When identical objects or people sound together they reinforce and compromise each other, amplifying similarity while emphasising difference. Two performers attempting to copy each other spark a negative feedback loop. As a blindfolded amateur choir sings the same note together for one hour the pitch bends, swoops and disintegrates. Without a clear reference point the differences between bodies – their proximity, communicative precision and physical limits – become apparent.

Australian artist Julian Day has spent the past five years investigating this concept through a body of installations and performances. His ongoing collaborative sound project Super Critical Mass, for instance, brings together temporary communities of participants who disperse identical sounds (50 bells, 80 voices, 100 flutes) within parks, galleries, laneways and malls, following simple memorized instructions that articulate the sonic, social and spatial aspects of each situation.

Similarly, his installation Lovers features pairs of identical synthesizers pinned apart between wall and ceiling by long metal rods. The rods trigger identical notes on each instrument that sound perpetually throughout the space, creating complex energy fields that agitate territory. As with La Monte Young and Marian Zazeela’s Dream House, the perpetual sameness (a sonic ‘ganzfeld’ of unchanging information) leads to a dynamic yet ambient neutrality in which the listener is simultaneously activated (their body immersed in energy) and decentred (lacking depth of field). 

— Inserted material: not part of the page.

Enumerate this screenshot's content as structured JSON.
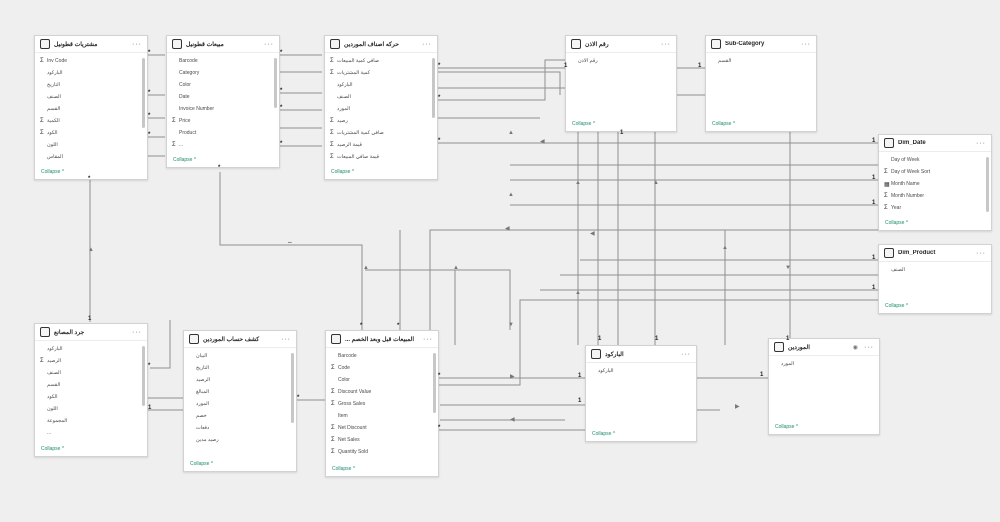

His work with fellow artist Luke Jaaniste, Turning The Tables On, involves multiple turntables playing copies of the same record: Hooked On Classics, Tubular Bells, Oxygene, Chariots Of Fire. The styli are compromised by foreign objects such as coins placed on the vinyl so that the records stagger across time, creating a disorienting maze of self-similar information.

CONSENSUS presents new work within this arc, comprising sculpture, video and performance. It is the result of a current two-week residency at bb15. 

Julian Day, Red Tone Row (for Fred)